● **Task description**:
Without skipping or changing anything, print all the entries.

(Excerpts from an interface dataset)
"""

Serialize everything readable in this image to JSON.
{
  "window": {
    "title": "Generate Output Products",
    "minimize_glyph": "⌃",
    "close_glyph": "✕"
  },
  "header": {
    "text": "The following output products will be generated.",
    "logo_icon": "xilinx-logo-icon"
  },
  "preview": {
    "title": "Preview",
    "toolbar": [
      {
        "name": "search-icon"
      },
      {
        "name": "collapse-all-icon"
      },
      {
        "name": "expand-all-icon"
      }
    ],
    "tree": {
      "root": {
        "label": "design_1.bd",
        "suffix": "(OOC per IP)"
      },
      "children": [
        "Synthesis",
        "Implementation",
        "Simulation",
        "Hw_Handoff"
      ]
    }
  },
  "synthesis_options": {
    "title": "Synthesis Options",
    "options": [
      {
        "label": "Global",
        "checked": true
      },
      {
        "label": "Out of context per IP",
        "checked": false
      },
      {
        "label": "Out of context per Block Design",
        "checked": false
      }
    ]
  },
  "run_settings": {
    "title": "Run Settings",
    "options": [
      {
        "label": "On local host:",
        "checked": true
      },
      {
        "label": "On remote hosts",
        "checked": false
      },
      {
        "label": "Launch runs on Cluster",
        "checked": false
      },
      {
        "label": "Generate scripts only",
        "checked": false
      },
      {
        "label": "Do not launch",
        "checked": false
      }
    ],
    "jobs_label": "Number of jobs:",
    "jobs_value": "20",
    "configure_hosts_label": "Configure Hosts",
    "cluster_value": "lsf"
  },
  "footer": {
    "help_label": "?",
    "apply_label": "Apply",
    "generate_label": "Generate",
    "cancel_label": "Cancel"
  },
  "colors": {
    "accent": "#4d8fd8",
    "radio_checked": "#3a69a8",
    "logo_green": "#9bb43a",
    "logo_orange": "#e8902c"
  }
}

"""

● **The answer**:
Serialize everything readable in this image to JSON.
{
  "window": {
    "title": "Generate Output Products",
    "minimize_glyph": "⌃",
    "close_glyph": "✕"
  },
  "header": {
    "text": "The following output products will be generated.",
    "logo_icon": "xilinx-logo-icon"
  },
  "preview": {
    "title": "Preview",
    "toolbar": [
      {
        "name": "search-icon"
      },
      {
        "name": "collapse-all-icon"
      },
      {
        "name": "expand-all-icon"
      }
    ],
    "tree": {
      "root": {
        "label": "design_1.bd",
        "suffix": "(OOC per IP)"
      },
      "children": [
        "Synthesis",
        "Implementation",
        "Simulation",
        "Hw_Handoff"
      ]
    }
  },
  "synthesis_options": {
    "title": "Synthesis Options",
    "options": [
      {
        "label": "Global",
        "checked": true
      },
      {
        "label": "Out of context per IP",
        "checked": false
      },
      {
        "label": "Out of context per Block Design",
        "checked": false
      }
    ]
  },
  "run_settings": {
    "title": "Run Settings",
    "options": [
      {
        "label": "On local host:",
        "checked": true
      },
      {
        "label": "On remote hosts",
        "checked": false
      },
      {
        "label": "Launch runs on Cluster",
        "checked": false
      },
      {
        "label": "Generate scripts only",
        "checked": false
      },
      {
        "label": "Do not launch",
        "checked": false
      }
    ],
    "jobs_label": "Number of jobs:",
    "jobs_value": "20",
    "configure_hosts_label": "Configure Hosts",
    "cluster_value": "lsf"
  },
  "footer": {
    "help_label": "?",
    "apply_label": "Apply",
    "generate_label": "Generate",
    "cancel_label": "Cancel"
  },
  "colors": {
    "accent": "#4d8fd8",
    "radio_checked": "#3a69a8",
    "logo_green": "#9bb43a",
    "logo_orange": "#e8902c"
  }
}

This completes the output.